The real finish line is the mall parking lot outside of Pottery Barn. Which makes sense, in a way, as Pottery Barn is heaven in a number of lesser known pantheons. Buy me a couple of glasses of single-malt scotch one day and I'll explain how it works.
En route to this heaven/finish line, Jeff and Mary and I get another call: Come back -- RAAM says you two can both ride in together. U-Turn, drive back, get Jeff out and bike off, and then Kevin shows up with the other van (did I mention we named it the RAAM-a-lam-a-ding-dong somewhere during this trip?) and Doyce and Allen and Don and off they go. Mary and I then jump back in the van and zip down to heaven/finish line.
Don, Brenda, Gary, Chris, and David are there with the pursuit van, as well as Terry Zmrhal and other RAAM officials and many of the fans from Mt. Airy and still other fans and friends who had driven over. We get ready and Jeff and Kevin come rolling in while we cheer and film and shoot pictures. Then it's lots of congratulations and back-slapping and about the level of euphoria that you would expect after an eight-day long roller coaster of frantic activity like this. Okay, so you may have to use LOTS of imagination.
From there we head to a nearby hotel where we dump stuff and kind of change, then back into the van to drive down to the pier where they have a bunch of people who have been waiting to see Kevin and Jeff come in. More cheering, back-slapping, people touching raimants (okay, touch away for all I care -- but if you break it you've bought it!). Then we went to a local pub for dinner and a little champagne. There would have been lots of champagne, as well as a few other imbibements, but I knew I had to somehow navigate back to the hotel later, and we were all so exhausted we just did not yet trust ourselves to partake of anything that would lessen our abilities to function. Perhaps some other day ...
Instead, we all got to enjoy something precious that few people really appreciate any more: EIGHT HOURS OF UNINTERRUPTED SLEEP. That is bliss. If they would let you go into Pottery Barn and lay on one of their beds for eight hours ... well, now you know why it's one version of heaven.

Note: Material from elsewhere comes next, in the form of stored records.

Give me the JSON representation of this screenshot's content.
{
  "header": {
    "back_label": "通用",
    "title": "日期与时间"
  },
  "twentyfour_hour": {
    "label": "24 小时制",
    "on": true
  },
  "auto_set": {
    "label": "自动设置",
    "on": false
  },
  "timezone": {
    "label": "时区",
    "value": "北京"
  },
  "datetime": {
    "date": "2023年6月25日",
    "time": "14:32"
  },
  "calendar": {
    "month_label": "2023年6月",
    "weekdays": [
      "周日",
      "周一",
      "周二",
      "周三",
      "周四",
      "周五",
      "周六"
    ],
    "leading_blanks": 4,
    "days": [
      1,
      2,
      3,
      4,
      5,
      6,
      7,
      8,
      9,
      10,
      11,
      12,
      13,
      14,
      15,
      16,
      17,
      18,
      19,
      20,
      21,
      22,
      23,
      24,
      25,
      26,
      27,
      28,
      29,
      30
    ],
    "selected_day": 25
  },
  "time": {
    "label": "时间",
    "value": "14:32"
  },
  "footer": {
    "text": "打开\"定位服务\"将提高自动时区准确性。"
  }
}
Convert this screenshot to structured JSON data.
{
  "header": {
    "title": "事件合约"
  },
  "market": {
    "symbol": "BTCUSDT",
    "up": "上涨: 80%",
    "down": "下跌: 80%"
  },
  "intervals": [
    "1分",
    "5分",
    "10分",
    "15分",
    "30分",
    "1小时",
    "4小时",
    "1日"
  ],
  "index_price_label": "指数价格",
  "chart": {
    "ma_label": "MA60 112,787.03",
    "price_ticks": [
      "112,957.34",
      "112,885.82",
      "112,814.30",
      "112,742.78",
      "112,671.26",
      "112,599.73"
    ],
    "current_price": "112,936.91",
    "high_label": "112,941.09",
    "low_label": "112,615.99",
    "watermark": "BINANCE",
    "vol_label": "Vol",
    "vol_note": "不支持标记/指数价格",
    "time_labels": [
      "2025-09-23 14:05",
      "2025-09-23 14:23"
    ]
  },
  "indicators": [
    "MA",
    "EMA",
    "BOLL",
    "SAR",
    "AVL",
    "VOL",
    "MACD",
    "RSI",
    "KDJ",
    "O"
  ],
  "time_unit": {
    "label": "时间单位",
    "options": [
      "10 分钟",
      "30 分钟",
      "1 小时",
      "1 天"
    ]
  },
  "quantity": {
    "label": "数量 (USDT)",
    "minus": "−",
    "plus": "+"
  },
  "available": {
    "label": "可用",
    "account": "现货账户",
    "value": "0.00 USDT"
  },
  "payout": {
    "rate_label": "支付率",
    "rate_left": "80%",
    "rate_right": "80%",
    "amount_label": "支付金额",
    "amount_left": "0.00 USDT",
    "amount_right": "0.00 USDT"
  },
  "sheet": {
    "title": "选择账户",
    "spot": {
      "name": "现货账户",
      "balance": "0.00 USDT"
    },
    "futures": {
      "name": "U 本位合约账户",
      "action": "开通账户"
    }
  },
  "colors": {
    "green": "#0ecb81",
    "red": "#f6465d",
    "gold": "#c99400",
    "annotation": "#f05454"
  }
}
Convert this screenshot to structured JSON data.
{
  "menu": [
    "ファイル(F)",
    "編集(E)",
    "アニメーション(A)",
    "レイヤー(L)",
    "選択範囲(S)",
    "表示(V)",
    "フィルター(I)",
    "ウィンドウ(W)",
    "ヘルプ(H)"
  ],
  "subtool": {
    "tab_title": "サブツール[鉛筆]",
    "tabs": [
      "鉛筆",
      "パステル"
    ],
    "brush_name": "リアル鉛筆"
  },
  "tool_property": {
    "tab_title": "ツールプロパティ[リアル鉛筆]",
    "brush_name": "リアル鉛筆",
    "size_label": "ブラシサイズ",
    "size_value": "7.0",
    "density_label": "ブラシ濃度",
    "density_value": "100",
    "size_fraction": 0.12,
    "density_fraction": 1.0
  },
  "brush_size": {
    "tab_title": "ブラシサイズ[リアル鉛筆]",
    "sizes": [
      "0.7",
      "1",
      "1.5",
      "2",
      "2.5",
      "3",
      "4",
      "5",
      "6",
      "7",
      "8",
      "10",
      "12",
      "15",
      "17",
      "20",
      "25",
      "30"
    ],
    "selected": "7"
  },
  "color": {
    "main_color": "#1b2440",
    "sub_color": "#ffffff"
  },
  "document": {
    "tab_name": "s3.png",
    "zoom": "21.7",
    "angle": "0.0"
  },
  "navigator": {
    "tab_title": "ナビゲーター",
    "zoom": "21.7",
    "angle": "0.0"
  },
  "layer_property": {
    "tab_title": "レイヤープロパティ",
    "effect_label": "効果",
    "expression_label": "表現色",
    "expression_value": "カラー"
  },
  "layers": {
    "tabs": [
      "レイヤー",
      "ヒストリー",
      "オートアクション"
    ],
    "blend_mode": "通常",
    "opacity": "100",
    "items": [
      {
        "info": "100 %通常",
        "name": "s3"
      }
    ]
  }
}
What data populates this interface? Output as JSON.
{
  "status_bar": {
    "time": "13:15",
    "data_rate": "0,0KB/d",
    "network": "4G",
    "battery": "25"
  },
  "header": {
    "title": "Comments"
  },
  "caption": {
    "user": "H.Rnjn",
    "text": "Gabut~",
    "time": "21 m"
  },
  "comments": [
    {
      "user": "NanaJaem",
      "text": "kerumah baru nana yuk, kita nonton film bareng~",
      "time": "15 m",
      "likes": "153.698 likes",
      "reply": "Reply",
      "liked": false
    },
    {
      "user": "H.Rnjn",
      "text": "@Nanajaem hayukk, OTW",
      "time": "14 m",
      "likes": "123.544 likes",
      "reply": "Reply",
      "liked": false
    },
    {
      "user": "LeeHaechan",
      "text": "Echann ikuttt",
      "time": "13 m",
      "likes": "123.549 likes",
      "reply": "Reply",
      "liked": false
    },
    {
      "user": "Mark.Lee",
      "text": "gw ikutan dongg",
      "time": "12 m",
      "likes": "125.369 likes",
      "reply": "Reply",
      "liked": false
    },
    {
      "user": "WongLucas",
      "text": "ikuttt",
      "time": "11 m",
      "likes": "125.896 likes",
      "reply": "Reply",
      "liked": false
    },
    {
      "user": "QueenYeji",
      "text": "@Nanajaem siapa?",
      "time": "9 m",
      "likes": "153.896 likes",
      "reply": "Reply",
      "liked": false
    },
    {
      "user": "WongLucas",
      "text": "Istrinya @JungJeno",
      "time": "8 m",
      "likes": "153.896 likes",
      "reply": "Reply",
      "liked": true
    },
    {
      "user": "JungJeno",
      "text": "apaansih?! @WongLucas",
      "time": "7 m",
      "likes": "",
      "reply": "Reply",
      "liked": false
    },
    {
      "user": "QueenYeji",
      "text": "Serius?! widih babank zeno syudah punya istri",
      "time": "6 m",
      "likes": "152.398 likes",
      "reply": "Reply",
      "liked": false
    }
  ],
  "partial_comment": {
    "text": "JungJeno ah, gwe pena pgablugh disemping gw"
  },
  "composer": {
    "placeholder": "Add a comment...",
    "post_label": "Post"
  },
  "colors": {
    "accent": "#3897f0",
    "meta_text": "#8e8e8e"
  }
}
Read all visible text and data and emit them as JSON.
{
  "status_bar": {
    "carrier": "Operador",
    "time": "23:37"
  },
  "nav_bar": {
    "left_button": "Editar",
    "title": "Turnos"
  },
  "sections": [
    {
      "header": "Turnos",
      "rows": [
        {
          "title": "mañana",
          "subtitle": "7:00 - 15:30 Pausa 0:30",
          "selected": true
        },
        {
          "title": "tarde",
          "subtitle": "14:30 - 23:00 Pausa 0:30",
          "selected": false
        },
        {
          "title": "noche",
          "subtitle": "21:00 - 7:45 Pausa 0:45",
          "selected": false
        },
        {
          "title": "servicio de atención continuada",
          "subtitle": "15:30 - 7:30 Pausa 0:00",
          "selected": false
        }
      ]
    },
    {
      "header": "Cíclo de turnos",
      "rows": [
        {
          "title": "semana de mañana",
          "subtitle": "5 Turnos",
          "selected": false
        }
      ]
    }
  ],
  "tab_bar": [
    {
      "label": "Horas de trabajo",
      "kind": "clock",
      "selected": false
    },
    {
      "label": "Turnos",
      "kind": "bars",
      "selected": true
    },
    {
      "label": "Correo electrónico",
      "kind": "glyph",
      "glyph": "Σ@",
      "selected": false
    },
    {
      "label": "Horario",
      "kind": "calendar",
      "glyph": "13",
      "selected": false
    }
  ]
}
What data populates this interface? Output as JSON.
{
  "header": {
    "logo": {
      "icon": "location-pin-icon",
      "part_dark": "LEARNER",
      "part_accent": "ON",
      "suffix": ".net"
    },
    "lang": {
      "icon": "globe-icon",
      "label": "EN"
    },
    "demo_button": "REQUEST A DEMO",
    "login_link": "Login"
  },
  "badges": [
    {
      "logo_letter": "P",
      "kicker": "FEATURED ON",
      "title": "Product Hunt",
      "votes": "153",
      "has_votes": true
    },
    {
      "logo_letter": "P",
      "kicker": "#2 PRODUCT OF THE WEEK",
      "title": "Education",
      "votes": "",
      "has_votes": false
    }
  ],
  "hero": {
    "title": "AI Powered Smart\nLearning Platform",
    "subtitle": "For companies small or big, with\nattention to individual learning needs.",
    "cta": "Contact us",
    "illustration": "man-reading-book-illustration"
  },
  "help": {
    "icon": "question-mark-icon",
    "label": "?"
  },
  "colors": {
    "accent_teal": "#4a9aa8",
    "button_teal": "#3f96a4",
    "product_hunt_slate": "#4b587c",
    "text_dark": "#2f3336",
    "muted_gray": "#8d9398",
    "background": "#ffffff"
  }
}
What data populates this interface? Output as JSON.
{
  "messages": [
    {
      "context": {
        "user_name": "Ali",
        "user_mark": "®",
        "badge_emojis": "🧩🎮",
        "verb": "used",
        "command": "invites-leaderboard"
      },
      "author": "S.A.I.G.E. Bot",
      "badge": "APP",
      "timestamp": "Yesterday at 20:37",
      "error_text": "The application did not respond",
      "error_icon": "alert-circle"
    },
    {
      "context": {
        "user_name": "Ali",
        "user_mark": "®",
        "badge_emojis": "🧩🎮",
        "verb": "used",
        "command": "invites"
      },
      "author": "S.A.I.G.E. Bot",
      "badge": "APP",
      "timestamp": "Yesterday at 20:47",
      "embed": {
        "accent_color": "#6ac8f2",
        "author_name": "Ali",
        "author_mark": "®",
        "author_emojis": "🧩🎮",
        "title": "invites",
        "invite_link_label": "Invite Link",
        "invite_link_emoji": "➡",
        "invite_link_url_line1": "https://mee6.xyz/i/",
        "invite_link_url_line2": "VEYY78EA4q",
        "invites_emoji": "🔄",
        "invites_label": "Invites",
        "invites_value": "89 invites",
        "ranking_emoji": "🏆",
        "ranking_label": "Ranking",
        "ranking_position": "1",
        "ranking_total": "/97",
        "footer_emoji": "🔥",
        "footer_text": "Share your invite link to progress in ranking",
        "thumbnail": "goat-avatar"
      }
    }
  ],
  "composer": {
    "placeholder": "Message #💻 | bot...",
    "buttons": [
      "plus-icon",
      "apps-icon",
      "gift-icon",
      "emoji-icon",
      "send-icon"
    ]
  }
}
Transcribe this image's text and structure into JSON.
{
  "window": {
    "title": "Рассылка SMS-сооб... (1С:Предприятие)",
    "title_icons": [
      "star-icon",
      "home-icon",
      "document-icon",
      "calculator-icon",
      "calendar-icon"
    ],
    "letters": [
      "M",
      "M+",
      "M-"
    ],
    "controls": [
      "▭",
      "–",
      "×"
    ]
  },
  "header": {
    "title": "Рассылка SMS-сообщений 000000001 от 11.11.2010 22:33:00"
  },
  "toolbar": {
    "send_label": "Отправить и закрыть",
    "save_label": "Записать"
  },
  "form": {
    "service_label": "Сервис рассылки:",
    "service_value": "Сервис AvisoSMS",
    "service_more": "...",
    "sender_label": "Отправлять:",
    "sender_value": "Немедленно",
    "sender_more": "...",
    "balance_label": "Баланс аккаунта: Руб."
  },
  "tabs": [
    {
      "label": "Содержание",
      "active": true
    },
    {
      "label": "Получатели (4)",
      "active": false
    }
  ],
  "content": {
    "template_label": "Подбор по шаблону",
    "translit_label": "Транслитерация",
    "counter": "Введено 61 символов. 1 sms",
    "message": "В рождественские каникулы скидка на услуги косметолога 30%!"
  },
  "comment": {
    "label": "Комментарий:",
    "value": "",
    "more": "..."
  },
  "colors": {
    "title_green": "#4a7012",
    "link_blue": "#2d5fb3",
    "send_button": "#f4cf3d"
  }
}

It's now almost 9:15 and we soon expect Jure Robic -- the Slovenian soldier that left with us from Oceanside, CA, a week ago Saturday and who looks to be the one who will "win" the solo RAAM division -- to come in. After that, Jeff and Kevin can jump on their bikes and partake in the parade finish down to the pier in Annapolis for the formal end of the race, complete with the speeches and the officials with the laurel and hardy handshake (you can't use that joke too much). I will blog again after that. Jeff and I then plan to throw everything into the back of the RAAMinator and start driving back to Nashville.
Meanwhile, attached are pictures from the finish line (sorry I didn't get heaven in the picture) and the banner at the other finish line at the pier. They were just putting the finishing touches on this, because Jeff and Kevin rode so fast that things were quite ready.
The opinions expressed in this missive are my own and in no way reflect the views of Gran Fondo, RAAM, or any of my compatriots. If you have been offended by my less-than-reverent verbiage, I would apologize if I cared about your feelings. Get over it.